(SUPPLIED RECORDS begins)

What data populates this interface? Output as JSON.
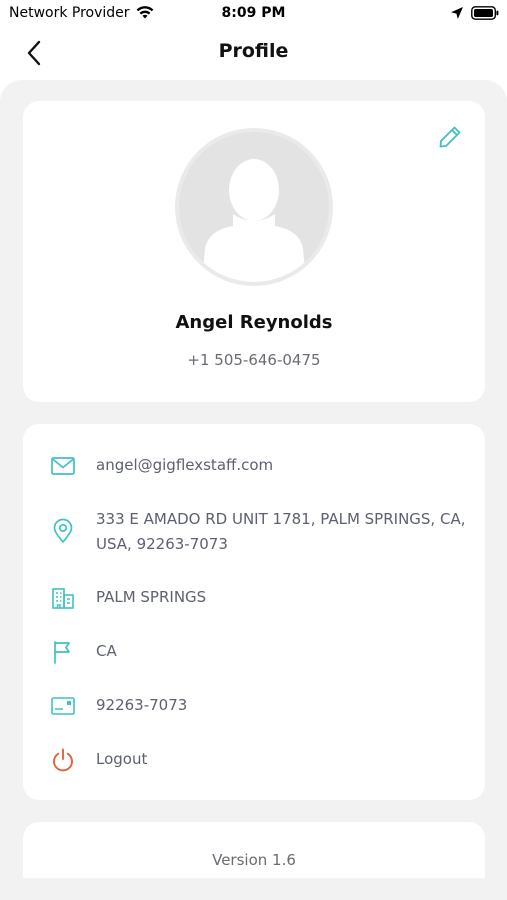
{
  "status_bar": {
    "carrier": "Network Provider",
    "time": "8:09 PM"
  },
  "nav": {
    "title": "Profile"
  },
  "profile": {
    "name": "Angel Reynolds",
    "phone": "+1 505-646-0475"
  },
  "details": {
    "email": "angel@gigflexstaff.com",
    "address": "333 E AMADO RD UNIT 1781, PALM SPRINGS, CA, USA, 92263-7073",
    "city": "PALM SPRINGS",
    "state": "CA",
    "zip": "92263-7073",
    "logout": "Logout"
  },
  "footer": {
    "version": "Version 1.6"
  },
  "colors": {
    "accent": "#3ec2c2",
    "logout": "#e4623a",
    "panel_bg": "#f2f2f2"
  }
}
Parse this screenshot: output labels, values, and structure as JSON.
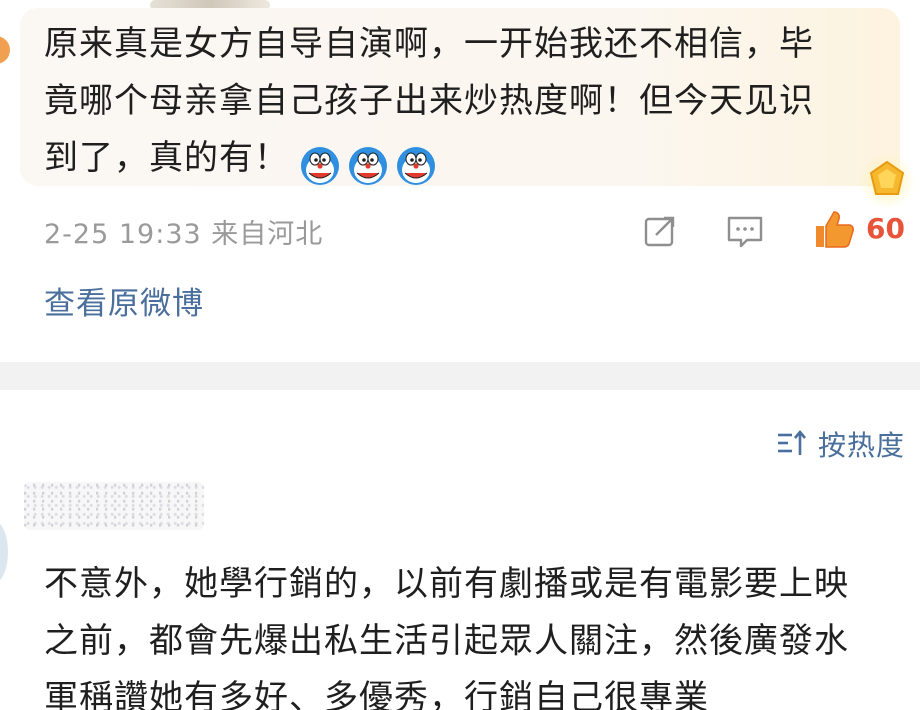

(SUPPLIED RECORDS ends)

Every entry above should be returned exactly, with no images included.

## REPLY
What data populates this interface? Output as JSON.
{
  "status_bar": {
    "carrier": "Network Provider",
    "time": "8:09 PM"
  },
  "nav": {
    "title": "Profile"
  },
  "profile": {
    "name": "Angel Reynolds",
    "phone": "+1 505-646-0475"
  },
  "details": {
    "email": "angel@gigflexstaff.com",
    "address": "333 E AMADO RD UNIT 1781, PALM SPRINGS, CA, USA, 92263-7073",
    "city": "PALM SPRINGS",
    "state": "CA",
    "zip": "92263-7073",
    "logout": "Logout"
  },
  "footer": {
    "version": "Version 1.6"
  },
  "colors": {
    "accent": "#3ec2c2",
    "logout": "#e4623a",
    "panel_bg": "#f2f2f2"
  }
}
Parse this screenshot: output labels, values, and structure as JSON.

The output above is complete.